Tabitha is the classic mother hen, organizing all the activities, cooking or preparing the food, and doing whatever she can to hold the family together, even if the other mothers sometimes resent her.
There are multiple references to Brianna, the biological mother of all the children, and the novel’s central action is triggered by a phone call. Brianna is pregnant again and wants to give them the opportunity to adopt her fifth biological child. But Brianna’s story is not the focus of the novel. Brown is interested in the budding modern family dynamics she created and the bonds mothers formed that are beginning to unravel. She writes in the prologue: “It’s a strange way to become a family… although how is it stranger than any other way people create families, based on things no more scientific than the accidents of genetics…or just rather liking the way someone looks on a particular Tuesday night?At least they have a purpose, a reason to stick together, a common cause: the kids they love them as much as any parent, maybe even more.

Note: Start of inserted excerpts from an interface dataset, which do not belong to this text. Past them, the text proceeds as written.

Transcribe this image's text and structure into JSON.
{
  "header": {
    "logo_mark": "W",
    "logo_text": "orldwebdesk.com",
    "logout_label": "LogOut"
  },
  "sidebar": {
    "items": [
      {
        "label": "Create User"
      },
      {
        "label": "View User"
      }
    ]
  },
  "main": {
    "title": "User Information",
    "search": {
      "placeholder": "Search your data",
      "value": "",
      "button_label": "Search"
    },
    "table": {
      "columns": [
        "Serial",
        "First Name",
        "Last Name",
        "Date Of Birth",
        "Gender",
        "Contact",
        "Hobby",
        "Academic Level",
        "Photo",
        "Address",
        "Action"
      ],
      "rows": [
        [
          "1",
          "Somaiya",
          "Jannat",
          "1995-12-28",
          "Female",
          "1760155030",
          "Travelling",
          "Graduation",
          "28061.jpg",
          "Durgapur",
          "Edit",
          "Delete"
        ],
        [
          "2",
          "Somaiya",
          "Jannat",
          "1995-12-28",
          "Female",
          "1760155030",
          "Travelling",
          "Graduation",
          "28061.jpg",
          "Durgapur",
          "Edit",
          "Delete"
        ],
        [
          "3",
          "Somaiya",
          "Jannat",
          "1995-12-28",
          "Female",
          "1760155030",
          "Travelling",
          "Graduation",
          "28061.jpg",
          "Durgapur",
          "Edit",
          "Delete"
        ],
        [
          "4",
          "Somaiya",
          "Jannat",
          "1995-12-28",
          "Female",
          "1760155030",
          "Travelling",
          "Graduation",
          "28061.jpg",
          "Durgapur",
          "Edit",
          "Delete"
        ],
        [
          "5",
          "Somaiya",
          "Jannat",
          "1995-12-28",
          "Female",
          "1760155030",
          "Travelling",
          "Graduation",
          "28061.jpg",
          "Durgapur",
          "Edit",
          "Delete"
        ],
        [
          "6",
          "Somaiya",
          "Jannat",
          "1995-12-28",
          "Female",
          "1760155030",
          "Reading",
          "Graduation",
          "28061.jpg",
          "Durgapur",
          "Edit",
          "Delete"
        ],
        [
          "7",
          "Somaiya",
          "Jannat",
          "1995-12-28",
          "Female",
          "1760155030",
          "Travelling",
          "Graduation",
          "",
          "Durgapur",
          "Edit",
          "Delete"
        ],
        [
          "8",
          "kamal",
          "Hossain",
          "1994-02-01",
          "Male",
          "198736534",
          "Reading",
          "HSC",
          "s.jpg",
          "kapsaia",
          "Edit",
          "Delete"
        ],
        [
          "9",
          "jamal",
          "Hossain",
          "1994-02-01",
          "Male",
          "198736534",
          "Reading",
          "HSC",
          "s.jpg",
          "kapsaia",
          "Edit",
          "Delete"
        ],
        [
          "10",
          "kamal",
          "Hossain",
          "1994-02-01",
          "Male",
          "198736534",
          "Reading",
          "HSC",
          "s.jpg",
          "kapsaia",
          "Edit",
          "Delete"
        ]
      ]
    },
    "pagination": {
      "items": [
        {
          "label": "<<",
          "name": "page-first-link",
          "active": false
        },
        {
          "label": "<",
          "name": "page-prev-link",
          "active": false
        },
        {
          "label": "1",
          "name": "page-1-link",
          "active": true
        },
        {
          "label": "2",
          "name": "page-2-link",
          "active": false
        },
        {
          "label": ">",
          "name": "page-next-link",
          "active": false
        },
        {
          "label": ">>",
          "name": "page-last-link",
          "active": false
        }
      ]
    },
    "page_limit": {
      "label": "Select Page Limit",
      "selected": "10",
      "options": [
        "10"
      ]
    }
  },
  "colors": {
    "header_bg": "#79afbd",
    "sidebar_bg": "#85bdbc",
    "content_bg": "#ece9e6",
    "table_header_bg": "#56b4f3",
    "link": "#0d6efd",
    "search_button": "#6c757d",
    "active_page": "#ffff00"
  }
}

The author’s note at the end of the novel reveals that Brown herself is an adoptive mother, and it is clear from the story she wrote that she is thinking deeply about the matter. There’s real empathy written into each character, and the novel serves as a warm endorsement for open adoption, when birth and adoptive parents both play a part in a child’s life. The book won’t appeal to everyone, but readers who appreciate fiction that shows them how others choose to live will appreciate the heart-to-heart of “Any Other Family.”